these are the things that change.  once where there were owls there became hawks, and now there are crows.  next door a new baby is almost here.  it is june 1st in texas, 4 something in the afternoon, and the temperature remains in the 70s.  my air conditioner is mostly broken, and so far it's mostly been not needed.  the rain keeps coming, though, a change from last year continuing on.  i come home at the end of the day and i feel different, the air feels different.  the days slip by.  the world is too hard and life too fragile.

but. there are those big jumps waiting for us, jumps we'll make.  a small cat has taught me that.



a new door

It’s a loosy goosy house, this house of mine, one that lets winter’s cold air in whether you want it in or not, but still, every morning, the first thing I do is open the front door.
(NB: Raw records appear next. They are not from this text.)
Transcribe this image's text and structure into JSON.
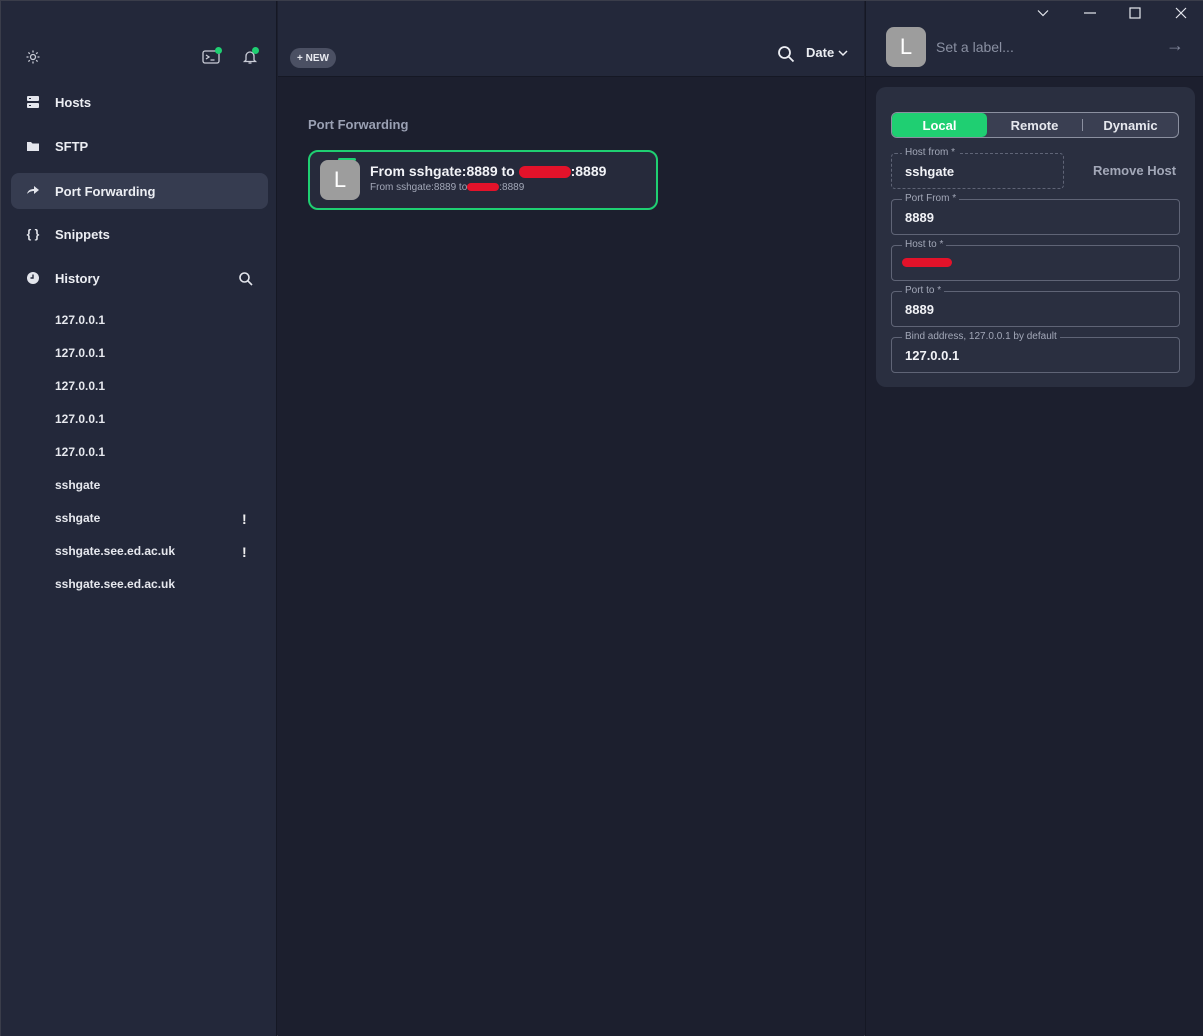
{
  "sidebar": {
    "nav": [
      {
        "label": "Hosts",
        "icon": "hosts-icon"
      },
      {
        "label": "SFTP",
        "icon": "folder-icon"
      },
      {
        "label": "Port Forwarding",
        "icon": "port-forwarding-icon"
      },
      {
        "label": "Snippets",
        "icon": "braces-icon"
      },
      {
        "label": "History",
        "icon": "history-clock-icon"
      }
    ],
    "history": [
      {
        "label": "127.0.0.1",
        "warning": ""
      },
      {
        "label": "127.0.0.1",
        "warning": ""
      },
      {
        "label": "127.0.0.1",
        "warning": ""
      },
      {
        "label": "127.0.0.1",
        "warning": ""
      },
      {
        "label": "127.0.0.1",
        "warning": ""
      },
      {
        "label": "sshgate",
        "warning": ""
      },
      {
        "label": "sshgate",
        "warning": "!"
      },
      {
        "label": "sshgate.see.ed.ac.uk",
        "warning": "!"
      },
      {
        "label": "sshgate.see.ed.ac.uk",
        "warning": ""
      }
    ]
  },
  "toolbar": {
    "new_label": "+ NEW",
    "sort_label": "Date"
  },
  "main": {
    "section_title": "Port Forwarding",
    "card": {
      "avatar_letter": "L",
      "title_prefix": "From sshgate:8889 to",
      "title_suffix": ":8889",
      "sub_prefix": "From sshgate:8889 to",
      "sub_suffix": ":8889"
    }
  },
  "editor": {
    "avatar_letter": "L",
    "label_placeholder": "Set a label...",
    "tabs": [
      "Local",
      "Remote",
      "Dynamic"
    ],
    "active_tab": "Local",
    "remove_host_label": "Remove Host",
    "fields": {
      "host_from": {
        "label": "Host from *",
        "value": "sshgate"
      },
      "port_from": {
        "label": "Port From *",
        "value": "8889"
      },
      "host_to": {
        "label": "Host to *",
        "value": ""
      },
      "port_to": {
        "label": "Port to *",
        "value": "8889"
      },
      "bind_address": {
        "label": "Bind address, 127.0.0.1 by default",
        "value": "127.0.0.1"
      }
    }
  },
  "colors": {
    "accent": "#1fcf72",
    "sidebar_bg": "#23283a",
    "main_bg": "#1c1f2e",
    "redaction": "#e3122a"
  }
}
It’s made of glass, more window than door, and I can see out whether it’s open or closed, but to open it, and leave it open, is to bring the new day inside.  And in the way of things, let the old day go.  Yesterday can escape. 

I let heat out the door in winter, and I free the air conditioning in the summer.  In the spring blossoms from flowering trees find their way in; in the fall windblown leaves scatter across the floor – moons and stars under my feet.  The rain blows in all year long.  

"Happiness sneaks in
through a door you didn't know you left open."
 - John Barrymore

This morning, from my morning pages:
across the street, a neighbor is mowing his lawn early against the humidity that will only grow worse during the day, and next door the new neighbors are arguing with each other, slamming doors and speaking in loud sarcasm.  i could close the door and hush them all, but i can smell the honeysuckle blossoms along the creek and there is a cat sleeping next to my thigh, and so, no.  i will sit a while and write down the morning.

one thousand blackbirds
lift in flight at the sound of
one door opening.
                                                                                            - Kelly Letky


It is almost June, not yet summer, and my map brings me here.  This new place may be my summerhouse with the doors thrown open to whatever summer brings or it may be permanent. It's too soon to tell. I need a change, somewhere new to run to.  My name at the top of the page.  I plant my flag at the top of this mountain I have been climbing for too, too long, and take a breath.  I will take a different path down.

Paths and doors and maps crowded with words and tears and laughter. Empty pages and houses teetering on the edge.  Crows and prose and poetry.  St. Exupery's stars.  Still here for me, at this new address.

Let us see what happens.
No rules.